#### [Work instruction]
Out of the listing below, copy every line that carries the string "performed".

#### [Material shown]
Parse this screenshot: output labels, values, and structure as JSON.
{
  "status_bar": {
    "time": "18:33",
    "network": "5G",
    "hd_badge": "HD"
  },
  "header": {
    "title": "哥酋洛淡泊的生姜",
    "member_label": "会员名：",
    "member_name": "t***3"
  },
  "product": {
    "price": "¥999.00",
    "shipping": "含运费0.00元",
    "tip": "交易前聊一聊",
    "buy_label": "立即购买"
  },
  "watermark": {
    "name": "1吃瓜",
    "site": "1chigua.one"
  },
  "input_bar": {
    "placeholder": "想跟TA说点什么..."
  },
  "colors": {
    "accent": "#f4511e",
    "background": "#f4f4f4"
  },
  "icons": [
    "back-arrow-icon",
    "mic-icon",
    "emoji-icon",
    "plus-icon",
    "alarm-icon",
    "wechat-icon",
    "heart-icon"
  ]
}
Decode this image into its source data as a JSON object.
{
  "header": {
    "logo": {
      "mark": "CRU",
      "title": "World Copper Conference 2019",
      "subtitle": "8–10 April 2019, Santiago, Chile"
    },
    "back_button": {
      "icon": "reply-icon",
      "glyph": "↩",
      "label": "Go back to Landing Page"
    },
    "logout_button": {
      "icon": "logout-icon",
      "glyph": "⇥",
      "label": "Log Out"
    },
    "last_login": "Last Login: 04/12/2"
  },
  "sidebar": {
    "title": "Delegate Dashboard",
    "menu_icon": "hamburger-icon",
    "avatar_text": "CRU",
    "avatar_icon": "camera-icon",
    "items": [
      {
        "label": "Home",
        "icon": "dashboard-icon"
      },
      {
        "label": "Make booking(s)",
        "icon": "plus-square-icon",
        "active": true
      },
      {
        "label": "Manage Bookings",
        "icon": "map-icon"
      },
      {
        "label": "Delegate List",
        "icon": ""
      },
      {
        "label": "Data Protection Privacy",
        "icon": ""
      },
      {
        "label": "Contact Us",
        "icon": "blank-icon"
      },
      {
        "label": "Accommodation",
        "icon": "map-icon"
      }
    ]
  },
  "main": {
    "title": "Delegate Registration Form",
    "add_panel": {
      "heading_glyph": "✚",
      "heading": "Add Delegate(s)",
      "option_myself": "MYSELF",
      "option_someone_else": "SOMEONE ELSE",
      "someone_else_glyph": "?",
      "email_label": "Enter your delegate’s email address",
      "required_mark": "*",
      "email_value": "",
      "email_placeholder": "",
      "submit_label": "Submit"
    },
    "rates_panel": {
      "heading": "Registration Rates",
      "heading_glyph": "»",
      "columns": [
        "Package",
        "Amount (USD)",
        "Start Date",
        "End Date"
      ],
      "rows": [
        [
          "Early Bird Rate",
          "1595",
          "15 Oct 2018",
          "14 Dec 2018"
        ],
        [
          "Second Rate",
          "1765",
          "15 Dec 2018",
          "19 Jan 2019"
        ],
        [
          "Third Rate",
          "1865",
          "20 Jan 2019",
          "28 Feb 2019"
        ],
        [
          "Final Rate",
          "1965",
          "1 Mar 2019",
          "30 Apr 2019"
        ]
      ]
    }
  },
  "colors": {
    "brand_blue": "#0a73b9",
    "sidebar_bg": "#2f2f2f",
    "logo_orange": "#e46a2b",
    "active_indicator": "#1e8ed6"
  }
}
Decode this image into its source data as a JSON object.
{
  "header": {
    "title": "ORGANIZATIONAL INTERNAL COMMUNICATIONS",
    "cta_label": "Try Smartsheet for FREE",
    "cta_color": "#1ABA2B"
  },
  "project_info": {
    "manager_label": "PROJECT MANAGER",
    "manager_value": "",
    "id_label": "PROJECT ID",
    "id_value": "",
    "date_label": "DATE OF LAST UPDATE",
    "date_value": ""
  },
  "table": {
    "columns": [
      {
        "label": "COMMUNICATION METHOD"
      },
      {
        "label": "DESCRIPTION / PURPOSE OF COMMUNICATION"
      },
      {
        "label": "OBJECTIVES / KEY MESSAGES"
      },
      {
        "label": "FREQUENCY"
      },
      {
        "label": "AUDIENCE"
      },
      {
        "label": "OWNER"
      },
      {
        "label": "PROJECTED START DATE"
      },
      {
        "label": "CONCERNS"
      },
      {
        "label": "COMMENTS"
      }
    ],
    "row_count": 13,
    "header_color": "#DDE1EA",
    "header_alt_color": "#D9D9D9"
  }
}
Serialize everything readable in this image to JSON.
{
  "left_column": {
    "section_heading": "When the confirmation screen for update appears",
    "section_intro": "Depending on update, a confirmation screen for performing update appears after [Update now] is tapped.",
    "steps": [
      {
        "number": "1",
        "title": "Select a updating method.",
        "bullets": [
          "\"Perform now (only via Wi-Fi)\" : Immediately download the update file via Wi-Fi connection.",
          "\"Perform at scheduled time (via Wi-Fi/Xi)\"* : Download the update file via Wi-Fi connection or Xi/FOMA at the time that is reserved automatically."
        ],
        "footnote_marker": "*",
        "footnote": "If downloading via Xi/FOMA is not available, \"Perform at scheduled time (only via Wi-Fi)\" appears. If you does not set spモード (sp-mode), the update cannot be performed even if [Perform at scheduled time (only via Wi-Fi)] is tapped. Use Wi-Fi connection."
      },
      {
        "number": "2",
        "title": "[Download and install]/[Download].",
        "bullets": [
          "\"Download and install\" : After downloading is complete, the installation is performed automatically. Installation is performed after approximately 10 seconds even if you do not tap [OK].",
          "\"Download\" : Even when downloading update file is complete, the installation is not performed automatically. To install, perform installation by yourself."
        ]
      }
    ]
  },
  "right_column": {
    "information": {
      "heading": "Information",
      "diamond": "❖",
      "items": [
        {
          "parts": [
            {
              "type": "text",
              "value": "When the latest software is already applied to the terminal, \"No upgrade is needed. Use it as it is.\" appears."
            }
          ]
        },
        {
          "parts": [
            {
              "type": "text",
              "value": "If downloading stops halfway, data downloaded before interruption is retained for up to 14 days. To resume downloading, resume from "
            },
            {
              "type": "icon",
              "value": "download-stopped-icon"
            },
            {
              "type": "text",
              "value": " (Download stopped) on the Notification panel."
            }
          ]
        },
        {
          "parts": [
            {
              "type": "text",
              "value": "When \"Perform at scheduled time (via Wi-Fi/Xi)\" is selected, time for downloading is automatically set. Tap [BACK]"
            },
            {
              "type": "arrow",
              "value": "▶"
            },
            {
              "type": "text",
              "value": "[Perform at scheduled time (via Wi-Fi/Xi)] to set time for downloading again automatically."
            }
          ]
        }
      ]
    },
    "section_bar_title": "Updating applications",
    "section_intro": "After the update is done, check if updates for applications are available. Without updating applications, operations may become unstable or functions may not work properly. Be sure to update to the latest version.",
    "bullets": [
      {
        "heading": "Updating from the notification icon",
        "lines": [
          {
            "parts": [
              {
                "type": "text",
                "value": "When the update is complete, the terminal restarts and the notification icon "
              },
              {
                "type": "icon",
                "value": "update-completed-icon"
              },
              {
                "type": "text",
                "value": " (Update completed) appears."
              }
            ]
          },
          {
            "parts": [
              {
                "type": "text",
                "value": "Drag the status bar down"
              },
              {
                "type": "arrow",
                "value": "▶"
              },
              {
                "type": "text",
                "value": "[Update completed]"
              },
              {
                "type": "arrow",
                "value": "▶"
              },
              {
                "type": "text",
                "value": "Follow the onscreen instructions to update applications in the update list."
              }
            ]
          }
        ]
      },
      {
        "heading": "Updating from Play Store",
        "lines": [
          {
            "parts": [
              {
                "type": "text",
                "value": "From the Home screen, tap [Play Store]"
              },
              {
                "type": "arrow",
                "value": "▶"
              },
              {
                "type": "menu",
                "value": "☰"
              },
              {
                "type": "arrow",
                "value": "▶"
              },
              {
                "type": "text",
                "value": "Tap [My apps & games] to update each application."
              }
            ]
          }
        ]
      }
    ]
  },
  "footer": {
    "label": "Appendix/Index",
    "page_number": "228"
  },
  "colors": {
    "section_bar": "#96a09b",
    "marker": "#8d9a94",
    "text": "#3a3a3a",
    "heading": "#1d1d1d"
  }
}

#### [Output for this exercise]
        "footnote": "If downloading via Xi/FOMA is not available, \"Perform at scheduled time (only via Wi-Fi)\" appears. If you does not set spモード (sp-mode), the update cannot be performed even if [Perform at scheduled time (only via Wi-Fi)] is tapped. Use Wi-Fi connection."
          "\"Download and install\" : After downloading is complete, the installation is performed automatically. Installation is performed after approximately 10 seconds even if you do not tap [OK].",
          "\"Download\" : Even when downloading update file is complete, the installation is not performed automatically. To install, perform installation by yourself."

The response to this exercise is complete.